My analytical side wants to face each challenge of recreating what I see while the artist within wants to create something beautiful. I meticulously measure, align and mark to put together works in an autobiography of times and places past. Each work begins with a bit of fear and trepidation as my inner perfectionist strains to recreate what I see while accepting each imperfection as part of the beauty of the process. I am a graduate of The School of the Art Institute of Chicago, although I’m primarily self-taught in watercolor.

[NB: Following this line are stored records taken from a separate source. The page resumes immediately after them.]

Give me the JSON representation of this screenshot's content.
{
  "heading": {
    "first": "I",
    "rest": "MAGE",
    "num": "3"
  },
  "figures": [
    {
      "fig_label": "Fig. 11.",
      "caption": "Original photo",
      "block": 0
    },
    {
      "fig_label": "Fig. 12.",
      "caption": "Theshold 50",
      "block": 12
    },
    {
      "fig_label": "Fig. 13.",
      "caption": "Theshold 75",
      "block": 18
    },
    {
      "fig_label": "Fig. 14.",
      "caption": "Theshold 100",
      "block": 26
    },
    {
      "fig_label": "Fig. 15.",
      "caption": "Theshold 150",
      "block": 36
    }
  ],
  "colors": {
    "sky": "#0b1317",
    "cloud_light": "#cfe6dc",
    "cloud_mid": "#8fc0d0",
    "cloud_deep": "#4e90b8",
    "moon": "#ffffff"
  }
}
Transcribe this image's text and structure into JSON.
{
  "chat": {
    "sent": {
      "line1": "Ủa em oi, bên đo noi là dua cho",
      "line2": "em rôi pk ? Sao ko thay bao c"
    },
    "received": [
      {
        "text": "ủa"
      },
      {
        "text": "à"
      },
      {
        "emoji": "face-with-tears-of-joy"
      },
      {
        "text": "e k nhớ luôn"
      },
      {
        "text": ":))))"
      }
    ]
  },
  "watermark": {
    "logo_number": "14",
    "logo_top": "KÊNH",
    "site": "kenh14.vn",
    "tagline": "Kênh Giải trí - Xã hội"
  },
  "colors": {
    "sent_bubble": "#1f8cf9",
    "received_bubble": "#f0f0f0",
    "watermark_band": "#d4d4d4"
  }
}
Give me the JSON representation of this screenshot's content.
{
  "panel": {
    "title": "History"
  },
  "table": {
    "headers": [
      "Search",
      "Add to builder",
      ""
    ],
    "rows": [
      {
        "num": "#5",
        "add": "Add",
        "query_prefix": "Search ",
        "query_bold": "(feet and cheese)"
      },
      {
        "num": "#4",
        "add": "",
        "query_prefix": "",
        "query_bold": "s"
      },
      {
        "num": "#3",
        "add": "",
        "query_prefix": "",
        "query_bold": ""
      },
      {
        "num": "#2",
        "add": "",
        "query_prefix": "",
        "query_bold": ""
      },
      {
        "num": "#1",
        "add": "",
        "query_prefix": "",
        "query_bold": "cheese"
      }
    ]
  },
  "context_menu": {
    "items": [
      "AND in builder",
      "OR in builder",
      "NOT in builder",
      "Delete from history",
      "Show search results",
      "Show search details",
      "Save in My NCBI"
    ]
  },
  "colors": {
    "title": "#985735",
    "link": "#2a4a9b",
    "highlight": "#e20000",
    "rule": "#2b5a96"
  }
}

I’ve been blessed with a loving husband and 4 beautiful children who sometimes surface in my art but each of whom are the greatest of artworks themselves. In 2011, I was diagnosed with a thankfully treatable form of cancer, but that diagnosis shook my world. This was a defining moment that put everything into perspective and challenged me to reconsider how I was using my gifts and talents. It pushed me to return to pursuing my too long neglected love of art. Now I spend part of each day sitting down with some paper, fond memories and something to mark the page with. God has given me a talent and desire to create, that no matter how busy life can get I cannot reasonably give up.
1. What’s your medium of choice and what do you love about it?
Since having children, my go to medium changed from oils to watercolor for it’s ease of setup and cleanup. Now I love it because I can achieve the detail I want. This past year I’ve been working on an architectural series in watercolor, pen and ink. I love how the pen and ink allows for sharp contrasts and crisp lines, while the watercolor adds layers of color.
2. What are you working on right now? What’s on your camera/desk/easel or in your studio?
I recently started a drawing of the interior of the Great Hall at Ellis Island. I didn’t plan for it to coincide with Independence Day, but am grateful for the timely reminder of freedom.
3. What practices/activities are most valuable to your creative process?
Nearing the end #The100DayProject, it has been enlightening to see how working a little bit each day has been very beneficial. Not only am I producing more work, but it is sharpening my skills, my drive and my imagination. Working each day has become a priority – I wake up early in order to ensure a little uninterrupted time before the rest of the day’s activities take over.
4. What’s one thing you want to share with others about your art and/or process?
My art forms a visual autobiography. I am passionate about experiences in my life and the people who fill those memories. I enjoy the process of recreating what I see, especially special people and places in my life that I cherish. I love to be surrounded by beauty as well as fond memories and am grateful to be able to share my talents and skills to help others surround themselves with memories they love, too.
No matter if I’m working on a graphite portrait or a detailed architectural drawing, I’ve learned that if you want things “just right”, there are no short cuts. Be patient and don’t rush to finish.
Hmm. I suppose that’s two things. I recently wrote about my process (don’t worry, it’s short).
5. What advice would you give to your young artist self?
I’m afraid this is a bit cliché, but truly it is to be yourself (ooh, I have a blog post on this one, too!). I struggled for a long time to find my “niche.” I became overly concerned with the conceptual or with creating a unique style instead of spending time creating. I tried and failed to create in ways that were outside of my nature that left me feeling disatisfied and my art feeling forced. Frankly, not recognizing or accepting who I was as a representational artist was both discouraging to me as an artist but worse, paralyzed my ability to create for a long time. My advice can be bullet pointed as follows:
• Accept who you are as an artist and a person.
• Ignore those nagging doubts in your head.
• Success will not simply fall into your lap.
• If you really want it, work HARD for it. Really, really hard.
Inspired by Esther?
Want to know when the next sketch is posted?